Perfectly formed minor masterpiece by writer/director Brad Silberling that was ravaged by the critics when it first came out. It's best not to know anything about this film, just watch it and let it grab you. Strong cast on top form with Jake Gyllenhaal, Dustin Hoffman, Susan Sarandon, newcomer Ellen Pompeo and Holly Hunter.
Nugget: bravely drawn-out exposition keeps you learning about the characters throughout the film.
Read the full review on FilmExposed.
[Update: Friday 17 June 2011: looks like FilmExposed is no more, so that link is broken. But, lucky for you, I kept a backup.]
Jake Gyllenhaal 4-Disc Box Set: Moonlight Mile DVD (15)
Dir: Brad Silberling, 2002, USA, 114 mins
Cast: Jake Gyllenhaal, Dustin Hoffman, Susan Sarandon, Ellen Pompeo, Holly Hunter
Joe Nast (Gyllenhaal)'s fiancée is dead: shot as a bystander in a smalltown New England diner. He's staying with her parents Ben and Jojo Floss (Hoffman and Sarandon) for the funeral and its aftermath. They treat him like a son-in-law. There are warm bonds between them, beyond just the dead girl they have in common. Yet Joe isn't being quite honest with the Flosses or with himself.
Writer/director Brad Silberling has produced a perfectly crafted minor masterpiece. Impeccably acted by a strong cast, including Holly Hunter as Mona Camp, the lawyer prosecuting the man who murdered the Floss' daughter. Newcomer Ellen Pompeo plays Bertie Knox, a girl Joe meets who is also going through a grieving process for her lost lover, Cal.
Set around 1973, the unrest in the outside world is a faint background to the Floss' problems. The family dog is called Nixon and it's implied that Cal is missing in Vietnam. Like the soundtrack of low-key B-sides, these details deftly determine the mood. (The music never screams "Listen to me!" like Tarantino or John Williams.) Silberling admits he writes to music and encouraged his actors to listen to the same songs on set. The lyrics often complement the onscreen situation.
Hoffman and Sarandon are a natural couple. Their imperfect but loving marriage is indelibly plausible. They seem to be coping admirably with their daughter's death; but each character in turn chokes towards their breakdown. When the three of them are sitting in front of the TV, Ben cryptically acknowledges, "I almost slipped and he broke my fall," at once thanking Joe for rescuing him in a moment of emotional weakness, while protecting Jojo from this knowledge. Gyllenhaal gives an assured performance, much of his acting without words (he jokes on the commentary that he's all "ums" and ellipses); yet when he does speak, the lines are flawlessly delivered.

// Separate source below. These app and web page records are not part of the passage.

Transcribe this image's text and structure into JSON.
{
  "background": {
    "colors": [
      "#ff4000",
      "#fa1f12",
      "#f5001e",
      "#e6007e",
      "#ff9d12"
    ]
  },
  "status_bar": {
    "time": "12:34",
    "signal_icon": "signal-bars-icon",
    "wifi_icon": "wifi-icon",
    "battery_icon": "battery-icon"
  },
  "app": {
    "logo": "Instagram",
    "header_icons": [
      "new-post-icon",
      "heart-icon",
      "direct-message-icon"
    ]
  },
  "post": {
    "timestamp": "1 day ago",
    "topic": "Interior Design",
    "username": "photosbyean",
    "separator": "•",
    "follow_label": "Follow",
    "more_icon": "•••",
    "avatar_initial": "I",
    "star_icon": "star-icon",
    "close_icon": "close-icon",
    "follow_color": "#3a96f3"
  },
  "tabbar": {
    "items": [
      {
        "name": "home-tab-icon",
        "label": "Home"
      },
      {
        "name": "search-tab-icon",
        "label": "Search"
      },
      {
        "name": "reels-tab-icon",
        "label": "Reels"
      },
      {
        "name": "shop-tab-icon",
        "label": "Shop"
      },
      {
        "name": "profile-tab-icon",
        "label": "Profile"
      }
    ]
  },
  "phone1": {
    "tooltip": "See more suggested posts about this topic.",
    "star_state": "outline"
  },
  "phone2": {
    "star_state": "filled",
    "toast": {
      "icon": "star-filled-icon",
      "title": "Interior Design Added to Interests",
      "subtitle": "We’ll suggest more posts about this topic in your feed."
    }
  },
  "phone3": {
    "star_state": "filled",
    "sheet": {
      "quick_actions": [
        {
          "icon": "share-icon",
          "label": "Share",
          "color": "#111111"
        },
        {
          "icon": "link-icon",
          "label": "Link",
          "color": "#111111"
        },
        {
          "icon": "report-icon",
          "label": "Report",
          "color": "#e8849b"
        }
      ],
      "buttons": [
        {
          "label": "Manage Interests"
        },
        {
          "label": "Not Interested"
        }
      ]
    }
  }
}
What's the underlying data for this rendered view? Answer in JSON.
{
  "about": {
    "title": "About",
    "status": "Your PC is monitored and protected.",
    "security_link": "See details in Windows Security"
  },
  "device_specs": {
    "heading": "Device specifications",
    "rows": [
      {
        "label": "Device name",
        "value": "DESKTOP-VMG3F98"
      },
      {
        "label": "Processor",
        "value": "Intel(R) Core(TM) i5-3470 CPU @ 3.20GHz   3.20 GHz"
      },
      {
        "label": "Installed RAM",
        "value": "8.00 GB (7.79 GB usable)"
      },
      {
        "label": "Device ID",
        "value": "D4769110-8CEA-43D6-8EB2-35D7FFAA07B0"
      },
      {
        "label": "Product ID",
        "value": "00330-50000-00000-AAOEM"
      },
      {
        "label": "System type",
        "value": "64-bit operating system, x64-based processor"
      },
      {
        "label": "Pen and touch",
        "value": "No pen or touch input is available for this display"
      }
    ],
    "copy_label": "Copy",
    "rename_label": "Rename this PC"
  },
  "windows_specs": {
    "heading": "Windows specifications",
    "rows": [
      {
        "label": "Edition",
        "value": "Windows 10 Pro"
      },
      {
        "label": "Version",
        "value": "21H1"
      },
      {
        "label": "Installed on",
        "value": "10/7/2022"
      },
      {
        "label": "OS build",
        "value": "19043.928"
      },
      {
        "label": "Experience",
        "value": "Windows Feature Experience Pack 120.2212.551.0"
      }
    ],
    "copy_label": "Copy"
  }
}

The relationships between the characters aren't telegraphed; they emerge gradually through dialogue. Joe is so intimate with the Flosses that it appears at first he's their son. The lost fiancée/daughter, Dianne, is a constant presence in the film, and yet she only appears in a glimpsed photograph, a half-waking dream. (No need for schmaltzy flashbacks.) In some ways the film is about how a person lives on in the lives of the people who loved her. In a typically delicate touch, Jojo wears her daughter's watches, winding them each day, as if to keep her alive by keeping her time going.
The plot revolves to reveal its unironed creases, keeping us interested without gimmicks. The exposition extends well beyond the hour-mark: a brave filmmaking decision; one that is closer to a play script. It's best to know as little as possible about this film, just to watch it and let it grip you.
Includes two commentary tracks by the director, and the director and cast (Hoffman and Gyllenhaal) with some amusing rapport and fascinating insights into the filmmaking process; deleted scenes with director's commentary; and a 22-minute bog standard promotional "making of" documentary about casting and production.
Also in the collection:
DONNIE DARKO: THE DIRECTOR'S CUT
THE GOOD GIRL